In their 2-day workshop, Sexton and Hamada lead discussions, strategy sessions, energy experiments, and simple movement exercises with the sculptures. Focus is on the development of extra-sensory perception and other skills such as knot tying and space-time folding. A sci-fi soundscape is provided by live radio noise and ionospheric transmissions.
Here are some photos from the pubic exhibition / happening event at BEK in Bergen, September 2019:
Astral Projector 1.0, 2019, tarpaulin, paracord, projector mount:
movement experimentation with Sexton’s ‘aura amplifier’ harness, Yohei Hamada, BEK studio, May 2019
YOHEI HAMADA (b. 1987) is a Japanese dance artist and movement researcher based in Bergen, Norway. He develops choreographies concerning time, space, and perception, exploring tensegrity models and evolutionary principles.

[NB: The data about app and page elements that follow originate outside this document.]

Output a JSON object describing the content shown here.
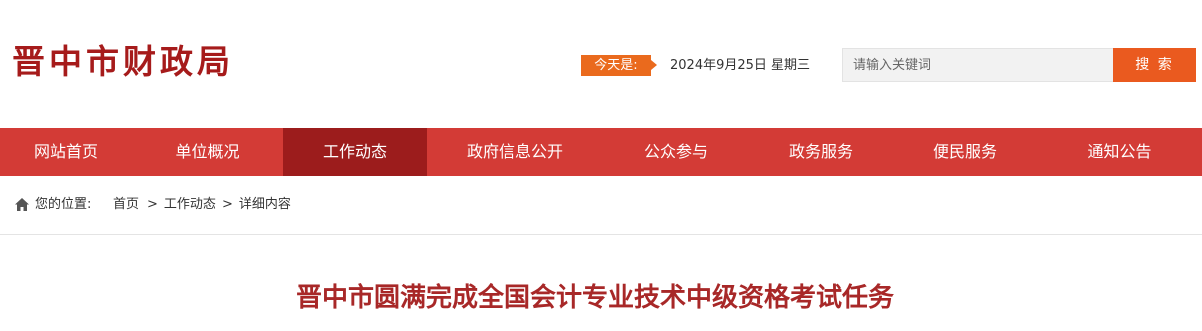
{
  "header": {
    "logo_text": "晋中市财政局",
    "today_label": "今天是:",
    "date": "2024年9月25日 星期三",
    "search": {
      "placeholder": "请输入关键词",
      "button_label": "搜 索"
    }
  },
  "nav": {
    "active_index": 2,
    "items": [
      {
        "label": "网站首页"
      },
      {
        "label": "单位概况"
      },
      {
        "label": "工作动态"
      },
      {
        "label": "政府信息公开"
      },
      {
        "label": "公众参与"
      },
      {
        "label": "政务服务"
      },
      {
        "label": "便民服务"
      },
      {
        "label": "通知公告"
      }
    ]
  },
  "breadcrumb": {
    "label": "您的位置:",
    "items": [
      "首页",
      "工作动态",
      "详细内容"
    ],
    "separator": ">"
  },
  "article": {
    "title": "晋中市圆满完成全国会计专业技术中级资格考试任务"
  },
  "colors": {
    "brand_red": "#a61b1b",
    "nav_red": "#d33b36",
    "nav_active": "#9c1c1c",
    "orange": "#ea5a1f",
    "title_red": "#a82828"
  }
}
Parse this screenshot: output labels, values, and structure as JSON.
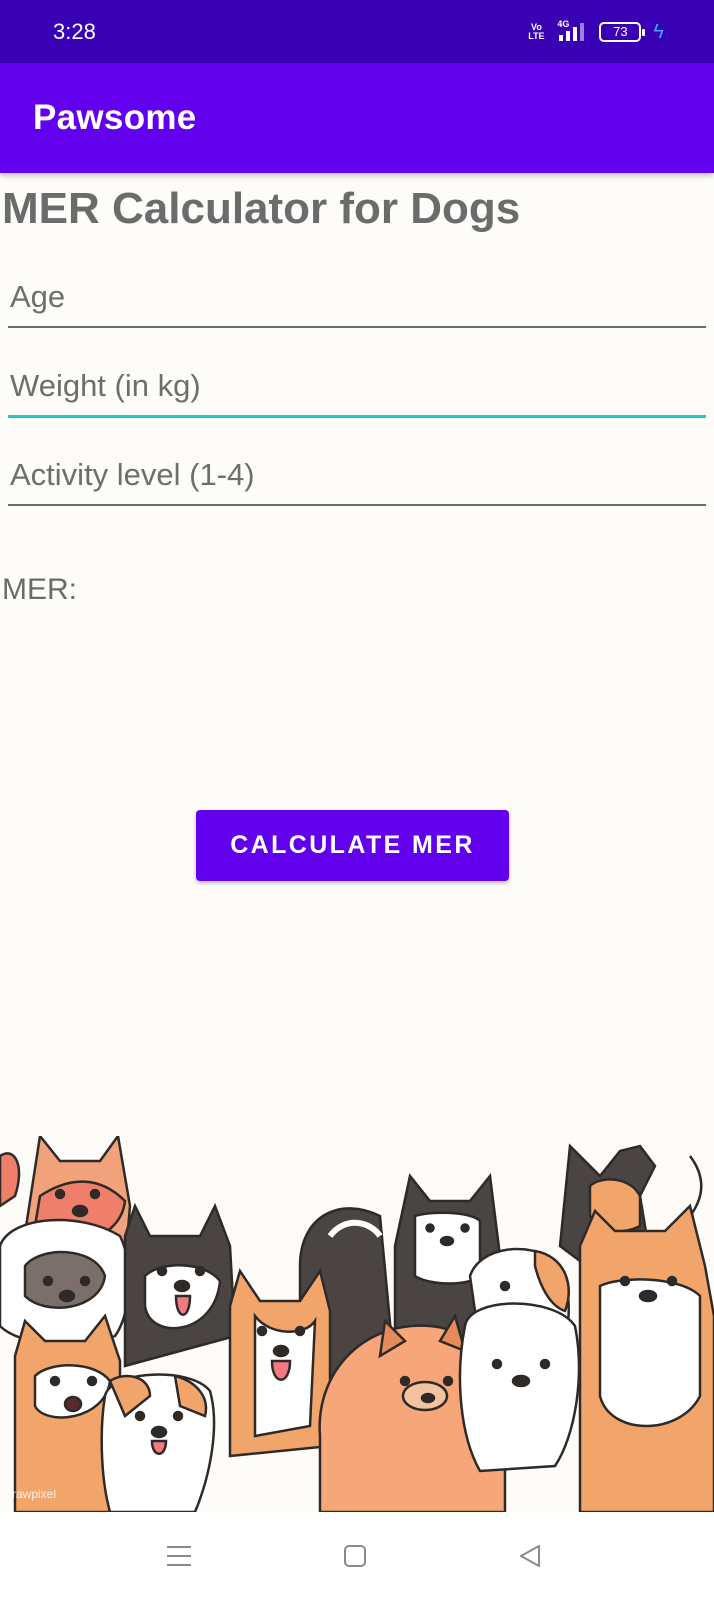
{
  "status_bar": {
    "time": "3:28",
    "network_tag": "4G",
    "volte": "Vo LTE",
    "battery": "73"
  },
  "app_bar": {
    "title": "Pawsome"
  },
  "page": {
    "title": "MER Calculator for Dogs"
  },
  "form": {
    "age": {
      "placeholder": "Age",
      "value": ""
    },
    "weight": {
      "placeholder": "Weight (in kg)",
      "value": ""
    },
    "activity": {
      "placeholder": "Activity level (1-4)",
      "value": ""
    }
  },
  "result": {
    "label": "MER:"
  },
  "actions": {
    "calculate_label": "CALCULATE MER"
  },
  "illustration": {
    "watermark": "rawpixel"
  },
  "nav": {
    "icons": [
      "menu-icon",
      "home-icon",
      "back-icon"
    ]
  },
  "colors": {
    "status_bar": "#3a00b4",
    "primary": "#6200ee",
    "focus_underline": "#26c6c4"
  }
}
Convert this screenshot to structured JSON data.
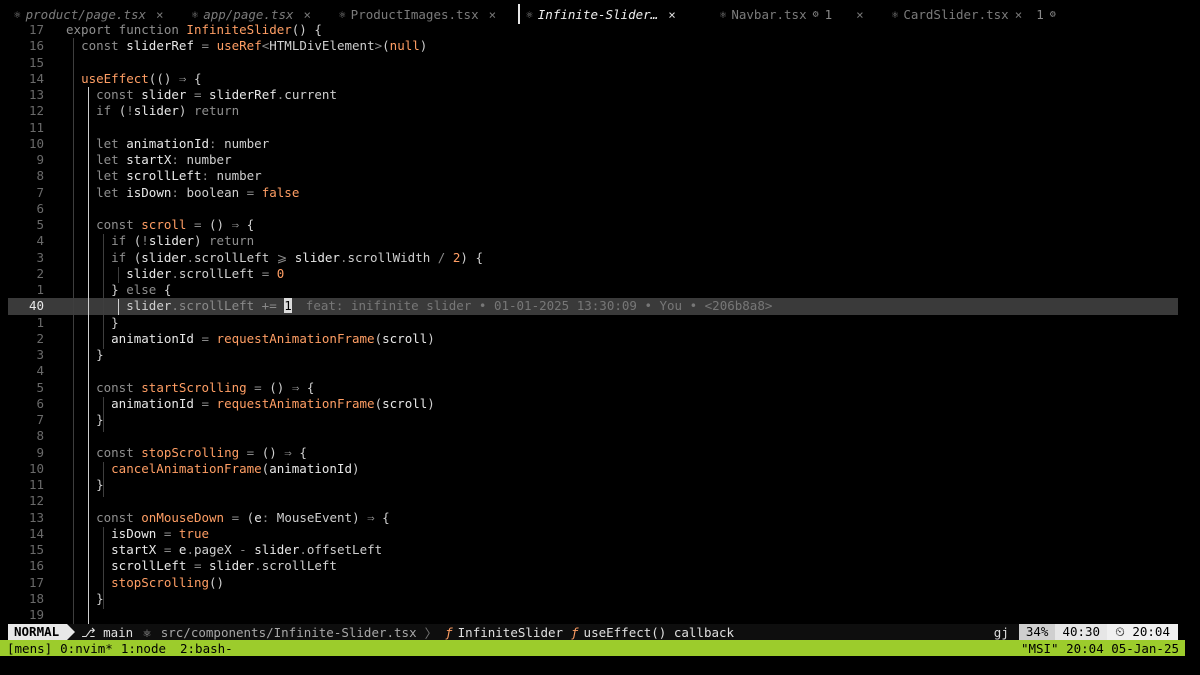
{
  "tabs": [
    {
      "icon": "react-icon",
      "name": "product/page.tsx",
      "italic": true,
      "close": "×"
    },
    {
      "icon": "react-icon",
      "name": "app/page.tsx",
      "italic": true,
      "close": "×"
    },
    {
      "icon": "react-icon",
      "name": "ProductImages.tsx",
      "italic": false,
      "close": "×"
    },
    {
      "icon": "react-icon",
      "name": "Infinite-Slider…",
      "italic": true,
      "close": "×",
      "active": true
    },
    {
      "icon": "react-icon",
      "name": "Navbar.tsx",
      "italic": false,
      "diag": "1",
      "close": "×"
    },
    {
      "icon": "react-icon",
      "name": "CardSlider.tsx",
      "italic": false,
      "close": "×",
      "diag": "1"
    }
  ],
  "blame": "feat: inifinite slider • 01-01-2025 13:30:09 • You • <206b8a8>",
  "statusline": {
    "mode": "NORMAL",
    "branch": "main",
    "path": "src/components/Infinite-Slider.tsx",
    "crumb1": "InfiniteSlider",
    "crumb2": "useEffect() callback",
    "gj": "gj",
    "percent": "34%",
    "position": "40:30",
    "clock": "20:04"
  },
  "tmux": {
    "session": "[mens]",
    "w0": "0:nvim*",
    "w1": "1:node",
    "w2": "2:bash-",
    "right": "\"MSI\" 20:04 05-Jan-25"
  },
  "colors": {
    "accent": "#9ccc2c",
    "keyword": "#8f8f8f",
    "function": "#ff9e64"
  }
}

His research focuses on movement structure, involving collaborators from many different subject fields, using references to embryology, physics, architecture, martial arts and various dance methods.
Erin Sexton netting paracord at outdoor studio site in western Norway, April 2019
photos: Rasmus Hungnes
The project is made possible with the support of Bergen Kommune, Kulturrådet, and BEK, tusen takk!